Updated: May 5, 2022

“I threw my back out” “I ruptured a disc” “I pinched a nerve”


I hear phrases like this all of the time. If you know me (or read my previous post on how to move better) then you know that I think we do a terrible job of messaging when it comes to back pain.


Up to 80% of people have back pain at some point in their lives and 1 in 5 have it every year.

These are huge numbers. If every person who had back pain “ruptured a disc” then we would not be able to function as a society. The first step in this conversation is acknowledging that you probably did not herniate a disc in your low back when you hurt yourself.


The next step is to realize that, even if imaging shows a herniated disc, then that is not necessarily your problem. This can be hard to grasp, as we are wired to equate an MRI with the absolute truth, but our bodies are more complicated than that. A study by Brinjikji, et al. found that disc bulges occur in 30% of people in their 20s who have no pain. That percentage increases to 84% of people in their 80s, once again with no pain. Also, disc degeneration, which is a term for any sort of wear and tear on the disc itself, was present in 37% of people in their 20s and 96% of people in their 80s with no pain. (1)
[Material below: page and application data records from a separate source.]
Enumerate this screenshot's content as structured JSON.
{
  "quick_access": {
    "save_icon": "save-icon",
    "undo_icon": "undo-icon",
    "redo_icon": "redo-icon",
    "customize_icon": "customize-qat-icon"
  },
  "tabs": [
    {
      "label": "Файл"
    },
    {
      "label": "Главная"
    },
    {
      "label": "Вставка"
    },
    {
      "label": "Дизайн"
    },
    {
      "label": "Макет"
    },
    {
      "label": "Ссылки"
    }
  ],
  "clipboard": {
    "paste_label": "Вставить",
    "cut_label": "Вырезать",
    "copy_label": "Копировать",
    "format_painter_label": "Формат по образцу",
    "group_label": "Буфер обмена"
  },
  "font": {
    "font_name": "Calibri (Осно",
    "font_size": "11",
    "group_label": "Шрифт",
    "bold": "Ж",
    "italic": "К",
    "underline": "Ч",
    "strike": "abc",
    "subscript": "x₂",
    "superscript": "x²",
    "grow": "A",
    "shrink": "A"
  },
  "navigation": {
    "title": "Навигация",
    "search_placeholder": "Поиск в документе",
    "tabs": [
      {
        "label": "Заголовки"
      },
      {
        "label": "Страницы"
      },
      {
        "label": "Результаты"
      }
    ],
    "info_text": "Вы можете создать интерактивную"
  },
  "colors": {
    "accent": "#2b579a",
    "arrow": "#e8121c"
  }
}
These numbers are staggering. If you are in your 20s and have no current back pain, but you went and got an MRI of your spine anyway, there is a 1 in 3 chance that you would have a disc bulge and/or degeneration. Imagine a physician giving you that news. It would be impossible not to become fixated on your back after receiving this information.